Okay, okay, I could go on and on, but I’m obviously a fan and believe God is using it (as Jesus, Moses, Stephen and Paul did). You can see some images here, http://cifgithurai.blogspot.com/2010/09/bible-without-bible.html.
I’m stoked to see others engaging it not only for world evangelism, but for ministry in the States.
Great post Miles,
1 Timothy 4:13, “Until I come, devote yourself to the public reading of Scripture, to exhortation, to teaching.”
The early church had few copies of the Scripture and many slaves who couldn’t read. The Scriptures were effectively being read aloud in gatherings.
Looking at the history of Israel, they worked in story form. The account of the Exodus wes narrated afresh every Passover at the dinner table. The people knew the stories well. Story as a means of communication is powerful. Many people won’t remember the five points that began with S from Sunday’s sermon, but they will remember the illustrations used to support those points.

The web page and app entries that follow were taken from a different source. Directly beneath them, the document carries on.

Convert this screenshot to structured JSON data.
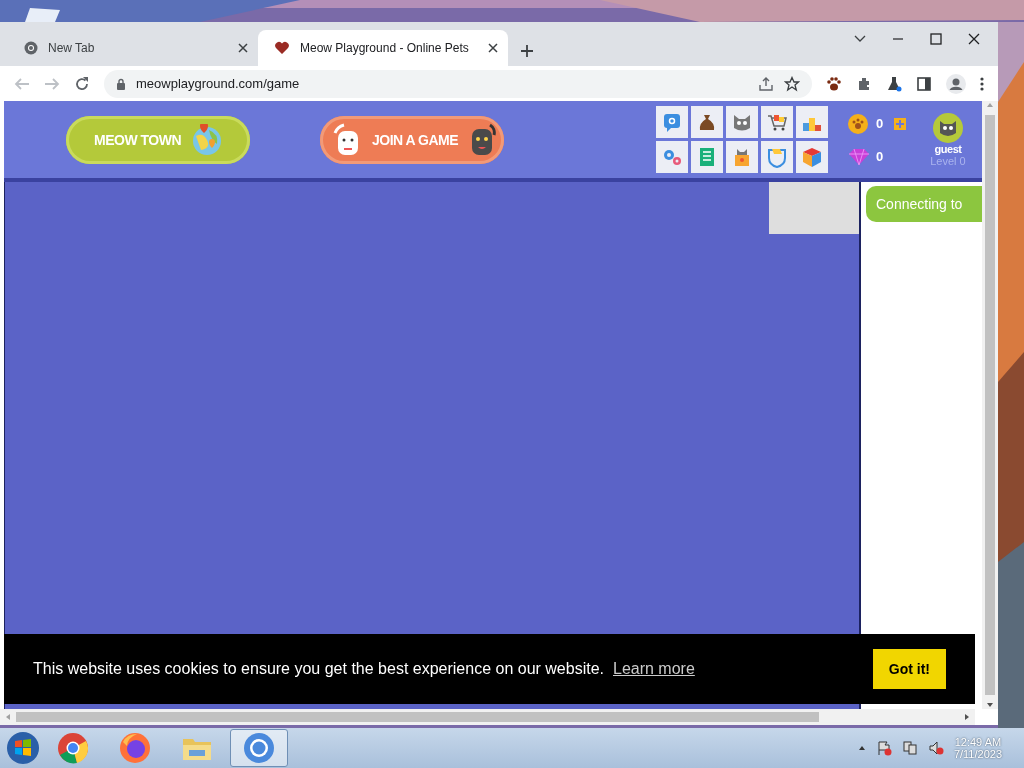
{
  "browser": {
    "tabs": [
      {
        "title": "New Tab",
        "kind": "newtab",
        "selected": false
      },
      {
        "title": "Meow Playground - Online Pets",
        "kind": "site",
        "selected": true
      }
    ],
    "address": "meowplayground.com/game"
  },
  "game": {
    "nav_buttons": [
      {
        "label": "MEOW TOWN",
        "kind": "town"
      },
      {
        "label": "JOIN A GAME",
        "kind": "join"
      }
    ],
    "currency": [
      {
        "kind": "coins",
        "amount": "0"
      },
      {
        "kind": "gems",
        "amount": "0"
      }
    ],
    "user": {
      "name": "guest",
      "level": "Level 0"
    },
    "status": "Connecting to"
  },
  "cookie_banner": {
    "message": "This website uses cookies to ensure you get the best experience on our website.",
    "link": "Learn more",
    "button": "Got it!"
  },
  "taskbar": {
    "apps": [
      {
        "kind": "chrome",
        "selected": false
      },
      {
        "kind": "firefox",
        "selected": false
      },
      {
        "kind": "folder",
        "selected": false
      },
      {
        "kind": "chromium",
        "selected": true
      }
    ],
    "time": "12:49 AM",
    "date": "7/11/2023"
  }
}
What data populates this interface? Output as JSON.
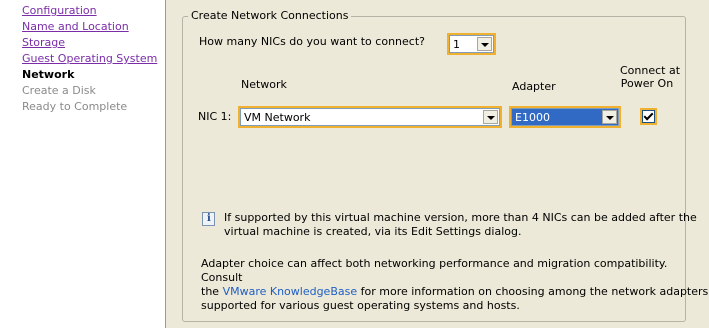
{
  "sidebar": {
    "items": [
      {
        "label": "Configuration",
        "state": "done"
      },
      {
        "label": "Name and Location",
        "state": "done"
      },
      {
        "label": "Storage",
        "state": "done"
      },
      {
        "label": "Guest Operating System",
        "state": "done"
      },
      {
        "label": "Network",
        "state": "current"
      },
      {
        "label": "Create a Disk",
        "state": "pending"
      },
      {
        "label": "Ready to Complete",
        "state": "pending"
      }
    ]
  },
  "group": {
    "title": "Create Network Connections",
    "nic_count_question": "How many NICs do you want to connect?",
    "nic_count_value": "1",
    "headers": {
      "network": "Network",
      "adapter": "Adapter",
      "connect_line1": "Connect at",
      "connect_line2": "Power On"
    },
    "nic1": {
      "label": "NIC 1:",
      "network": "VM Network",
      "adapter": "E1000",
      "connect_at_power_on": true
    },
    "info_line1": "If supported by this virtual machine version, more than 4 NICs can be added after the",
    "info_line2": "virtual machine is created, via its Edit Settings dialog.",
    "adapter_note_line1": "Adapter choice can affect both networking performance and migration compatibility. Consult",
    "adapter_note_pre": "the ",
    "adapter_note_link": "VMware KnowledgeBase",
    "adapter_note_post": " for more information on choosing among the network adapters",
    "adapter_note_line3": "supported for various guest operating systems and hosts."
  },
  "colors": {
    "link_visited": "#7b2da8",
    "focus_highlight": "#f0b030",
    "selection": "#316ac5",
    "kb_link": "#1f5fc4"
  }
}
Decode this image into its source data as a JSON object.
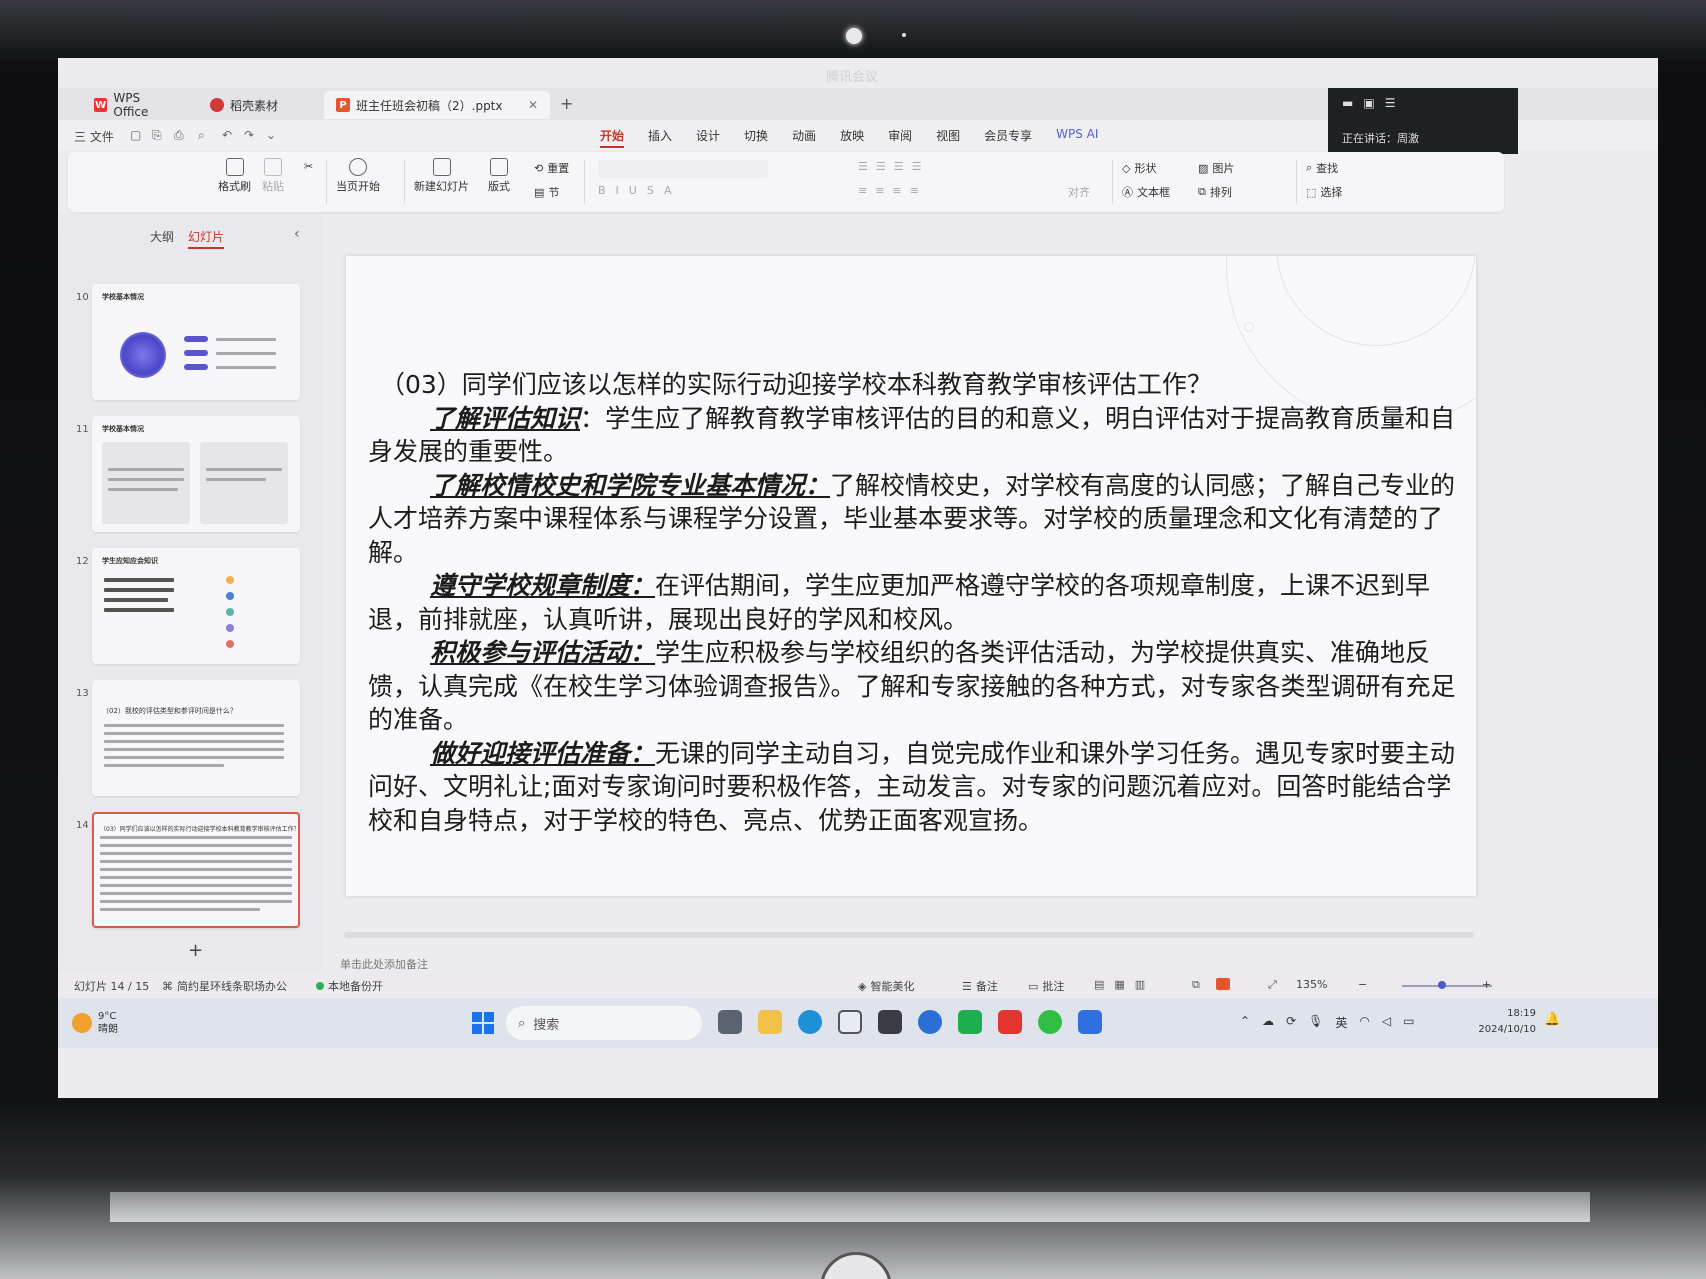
{
  "window": {
    "meeting_title": "腾讯会议"
  },
  "tabs": [
    {
      "label": "WPS Office"
    },
    {
      "label": "稻壳素材"
    },
    {
      "label": "班主任班会初稿（2）.pptx"
    }
  ],
  "menu": {
    "file": "三 文件",
    "tabs": [
      "开始",
      "插入",
      "设计",
      "切换",
      "动画",
      "放映",
      "审阅",
      "视图",
      "会员专享",
      "WPS AI"
    ]
  },
  "meeting_panel": {
    "speaking": "正在讲话：周激"
  },
  "ribbon": {
    "format_painter": "格式刷",
    "paste": "粘贴",
    "play_current": "当页开始",
    "new_slide": "新建幻灯片",
    "layout": "版式",
    "reset": "重置",
    "section": "节",
    "align": "对齐",
    "shape": "形状",
    "picture": "图片",
    "textbox": "文本框",
    "arrange": "排列",
    "find": "查找",
    "select": "选择"
  },
  "side_panel": {
    "tabs": [
      "大纲",
      "幻灯片"
    ],
    "thumbnails": [
      {
        "num": "10",
        "title": "学校基本情况"
      },
      {
        "num": "11",
        "title": "学校基本情况"
      },
      {
        "num": "12",
        "title": "学生应知应会知识"
      },
      {
        "num": "13",
        "title": "（02）我校的评估类型和参评时间是什么？"
      },
      {
        "num": "14",
        "title": "（03）同学们应该以怎样的实际行动迎接学校本科教育教学审核评估工作？"
      }
    ]
  },
  "slide": {
    "title": "（03）同学们应该以怎样的实际行动迎接学校本科教育教学审核评估工作？",
    "paragraphs": [
      {
        "keyword": "了解评估知识",
        "text": "：学生应了解教育教学审核评估的目的和意义，明白评估对于提高教育质量和自身发展的重要性。"
      },
      {
        "keyword": "了解校情校史和学院专业基本情况：",
        "text": "了解校情校史，对学校有高度的认同感；了解自己专业的人才培养方案中课程体系与课程学分设置，毕业基本要求等。对学校的质量理念和文化有清楚的了解。"
      },
      {
        "keyword": "遵守学校规章制度：",
        "text": "在评估期间，学生应更加严格遵守学校的各项规章制度，上课不迟到早退，前排就座，认真听讲，展现出良好的学风和校风。"
      },
      {
        "keyword": "积极参与评估活动：",
        "text": "学生应积极参与学校组织的各类评估活动，为学校提供真实、准确地反馈，认真完成《在校生学习体验调查报告》。了解和专家接触的各种方式，对专家各类型调研有充足的准备。"
      },
      {
        "keyword": "做好迎接评估准备：",
        "text": "无课的同学主动自习，自觉完成作业和课外学习任务。遇见专家时要主动问好、文明礼让;面对专家询问时要积极作答，主动发言。对专家的问题沉着应对。回答时能结合学校和自身特点，对于学校的特色、亮点、优势正面客观宣扬。"
      }
    ]
  },
  "notes_placeholder": "单击此处添加备注",
  "status": {
    "slide_counter": "幻灯片 14 / 15",
    "theme": "简约星环线条职场办公",
    "backup": "本地备份开",
    "beautify": "智能美化",
    "notes": "备注",
    "comments": "批注",
    "zoom": "135%"
  },
  "taskbar": {
    "temp": "9°C",
    "weather": "晴朗",
    "search": "搜索",
    "lang": "英",
    "time": "18:19",
    "date": "2024/10/10"
  },
  "colors": {
    "accent": "#c0392b",
    "selection": "#d95a4a",
    "ai": "#5561d6"
  }
}
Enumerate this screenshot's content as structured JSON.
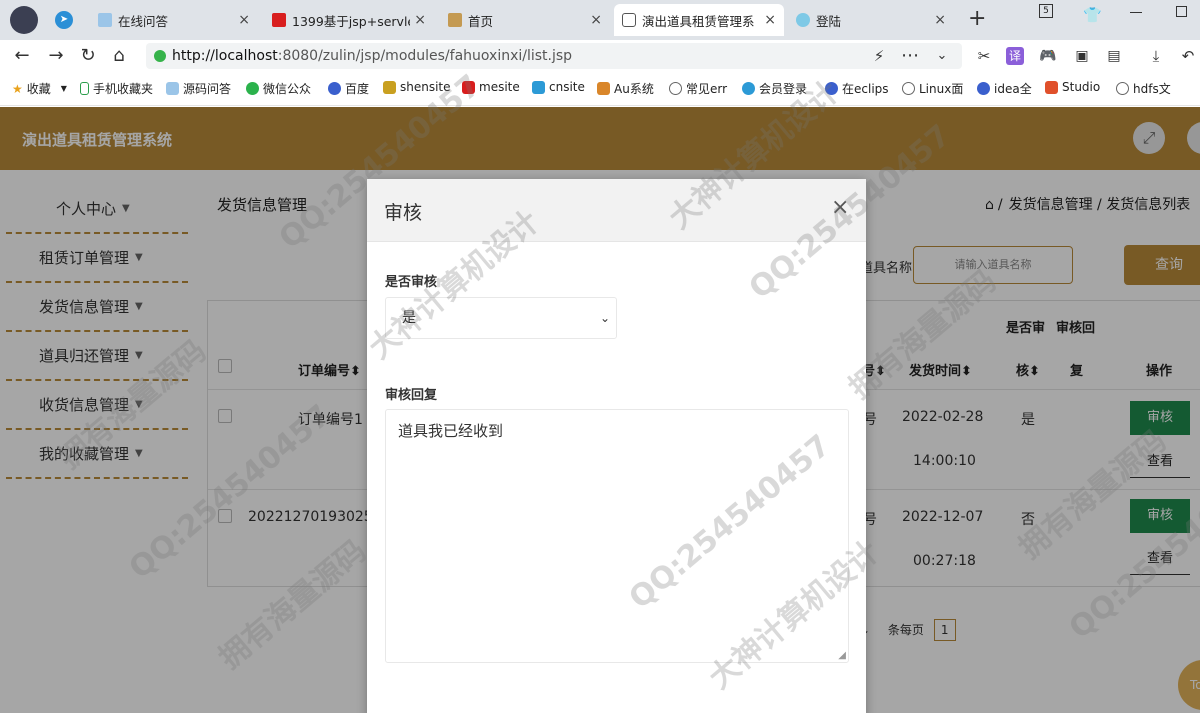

I think this is one of the reasons for the form Moses used in recording Genesis 1-3. Although the Creation account is true, the point of the account is not creation. Creation was being used as a device to introduce God. In the story (account) of creation, we see what God is like. He is orderly, everything he does is good, his words carry efficacious power. He is inviting which is seen in the creation of man to enjoy fellowship with him, and he showcases his goodness to Adam and Eve. The plot of the story twists as man believes the lie that God is not good (despite all that has been narrated) and they bite into the lie trying to use God’s good creation to hide their sin.
Story is such an effective form of communication. Obviously it’s not the only form as the Bible contains all sorts of genre for our instruction, but I think it is good to use story and to use it often.